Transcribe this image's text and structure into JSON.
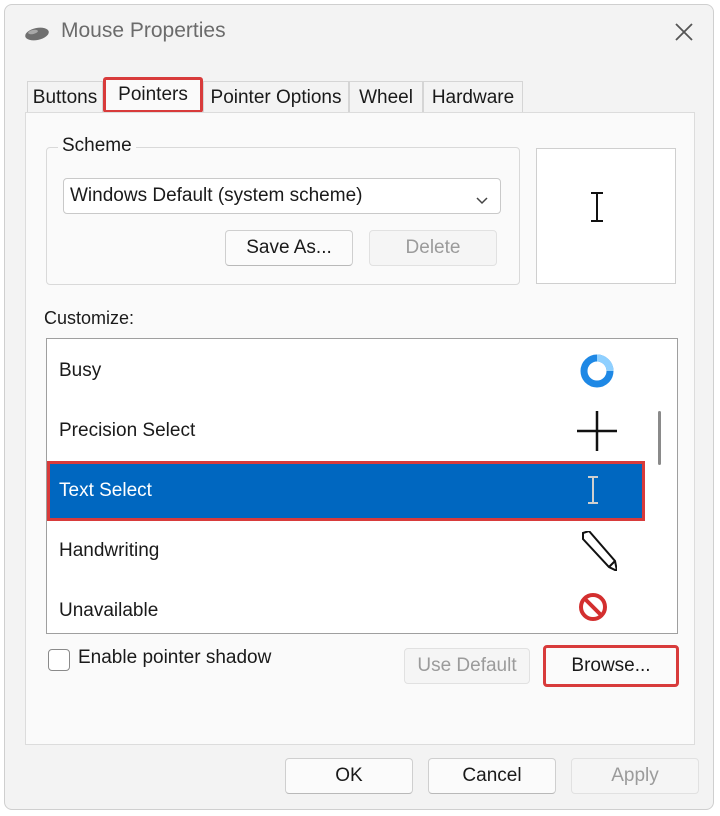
{
  "window": {
    "title": "Mouse Properties"
  },
  "tabs": [
    {
      "label": "Buttons"
    },
    {
      "label": "Pointers"
    },
    {
      "label": "Pointer Options"
    },
    {
      "label": "Wheel"
    },
    {
      "label": "Hardware"
    }
  ],
  "active_tab": "Pointers",
  "scheme": {
    "group_label": "Scheme",
    "selected": "Windows Default (system scheme)",
    "save_as_label": "Save As...",
    "delete_label": "Delete"
  },
  "customize": {
    "label": "Customize:",
    "items": [
      {
        "label": "Busy",
        "icon": "busy-ring-icon"
      },
      {
        "label": "Precision Select",
        "icon": "crosshair-icon"
      },
      {
        "label": "Text Select",
        "icon": "text-beam-icon",
        "selected": true
      },
      {
        "label": "Handwriting",
        "icon": "pen-icon"
      },
      {
        "label": "Unavailable",
        "icon": "unavailable-icon"
      }
    ]
  },
  "shadow": {
    "label": "Enable pointer shadow",
    "checked": false
  },
  "buttons": {
    "use_default": "Use Default",
    "browse": "Browse...",
    "ok": "OK",
    "cancel": "Cancel",
    "apply": "Apply"
  },
  "colors": {
    "selection": "#0067c0",
    "highlight": "#d83b3b",
    "busy_icon": "#1e88e5",
    "unavailable_icon": "#d32f2f"
  }
}
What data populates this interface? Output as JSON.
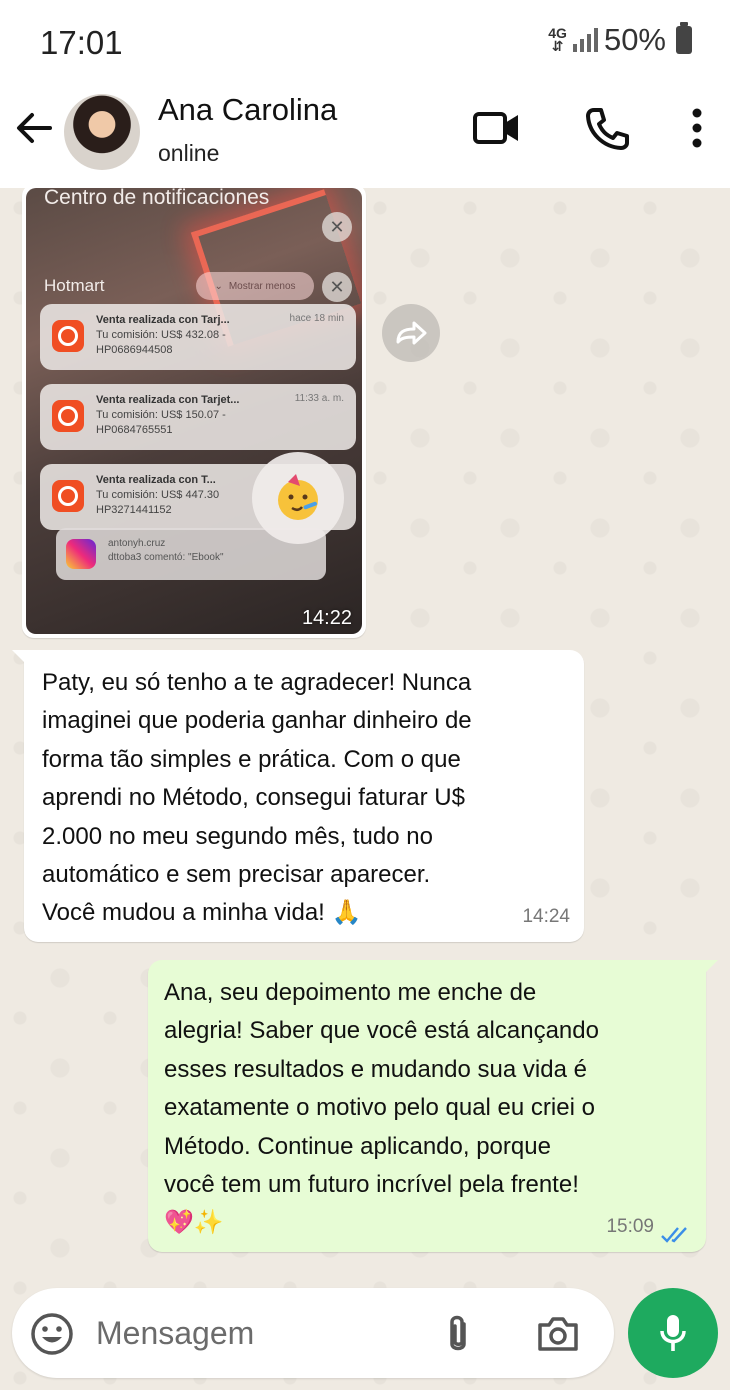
{
  "status_bar": {
    "time": "17:01",
    "network": "4G",
    "battery": "50%"
  },
  "header": {
    "contact_name": "Ana Carolina",
    "contact_status": "online"
  },
  "messages": {
    "image": {
      "time": "14:22",
      "screenshot": {
        "title": "Centro de notificaciones",
        "app": "Hotmart",
        "pill": "Mostrar menos",
        "notifications": [
          {
            "title": "Venta realizada con Tarj...",
            "line1": "Tu comisión: US$ 432.08 -",
            "line2": "HP0686944508",
            "time": "hace 18 min"
          },
          {
            "title": "Venta realizada con Tarjet...",
            "line1": "Tu comisión: US$ 150.07 -",
            "line2": "HP0684765551",
            "time": "11:33 a. m."
          },
          {
            "title": "Venta realizada con T...",
            "line1": "Tu comisión: US$ 447.30",
            "line2": "HP3271441152",
            "time": ""
          }
        ],
        "instagram": {
          "user": "antonyh.cruz",
          "text": "dttoba3 comentó: \"Ebook\""
        }
      }
    },
    "incoming": {
      "lines": [
        "Paty, eu só tenho a te agradecer! Nunca",
        "imaginei que poderia ganhar dinheiro de",
        "forma tão simples e prática. Com o que",
        "aprendi no Método, consegui faturar U$",
        "2.000 no meu segundo mês, tudo no",
        "automático e sem precisar aparecer.",
        "Você mudou a minha vida! 🙏"
      ],
      "time": "14:24"
    },
    "outgoing": {
      "lines": [
        "Ana, seu depoimento me enche de",
        "alegria! Saber que você está alcançando",
        "esses resultados e mudando sua vida é",
        "exatamente o motivo pelo qual eu criei o",
        "Método. Continue aplicando, porque",
        "você tem um futuro incrível pela frente!",
        "💖✨"
      ],
      "time": "15:09"
    }
  },
  "input": {
    "placeholder": "Mensagem"
  },
  "colors": {
    "outgoing_bubble": "#e7fcd5",
    "chat_background": "#efeae2",
    "mic_button": "#1eaa5f",
    "read_ticks": "#3b8ee8"
  }
}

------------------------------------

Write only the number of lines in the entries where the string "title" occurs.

5